Belaboring the Obvious in CCSD; More Money, Please

Oh, you wanted us to teach them to READ! Why didn't you say so? We'll get to it right away.

That pretty much sums up the response of CCSD's administrators and School Board to the series of articles on literacy (or the lack of it) in Charleston County's schools. See School Board Focuses on Students' Literacy in Tuesday's P & C.

Now, to be fair to the School Board, why should it need to "outline its expectations for students and their ability to read"? Isn't Superintendent Nancy McGinley paid beaucoup bucks to take care of such standards? Why should she and her minions at 75 Calhoun need guidelines?

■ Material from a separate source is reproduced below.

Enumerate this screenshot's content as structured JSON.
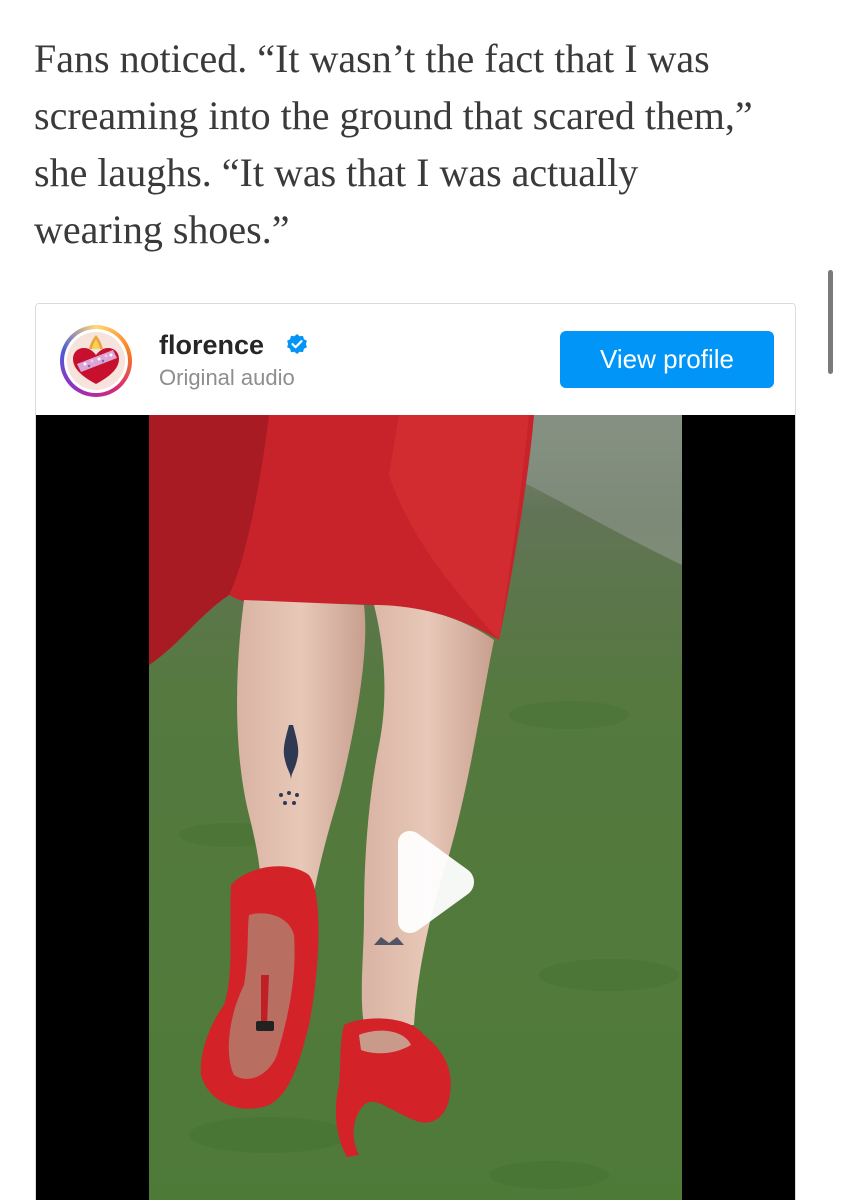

It must have been a real pleasure to hear CCSD administration try to put the best face on its failures to follow through with the expensive "initiatives" announced in the past. And, can you imagine? The P & C's exposes have made Gregg Meyers feel bad. In fact, he's now grateful that the problem has been brought to his attention.

Further, after her more than five years as Chief Academic Officer and now Superintendent, McGinley feels a "new sense of urgency" about reading statistics. After all, she'd been focused on "building capacity to improve literacy rates." Now she understands that she actually needs to improve literacy!

Wait for it-------

The next idea from 75 Calhoun will be that CCSD has inadequate funds to improve literacy, when in reality it suffers from inadequate will.

Imagine a "culture" where fourth graders can read.


Anonymous said...

Once again, well said. But I'm afraid the rest of us may have lost the will to question their wisdom, or more accurately, their lack of it.

Anonymous said...

Dear God, it just never stops. These clowns are soon to get an education in excellence from the choice side of public schools.

Anonymous said...

I am sorry but it all boils down to this, if a child comes prepared and ready to learn into school, then they will learn. I have 2 children in public school and they are learning and so are most of their peers. We have great teachers and not so great teachers but if the parents have not made education a priority then the child does not have a chance. Until we can teach parents to be good parents the schools and teachers are not going to be able to perform the impossible. More money is not going to help unfortunately.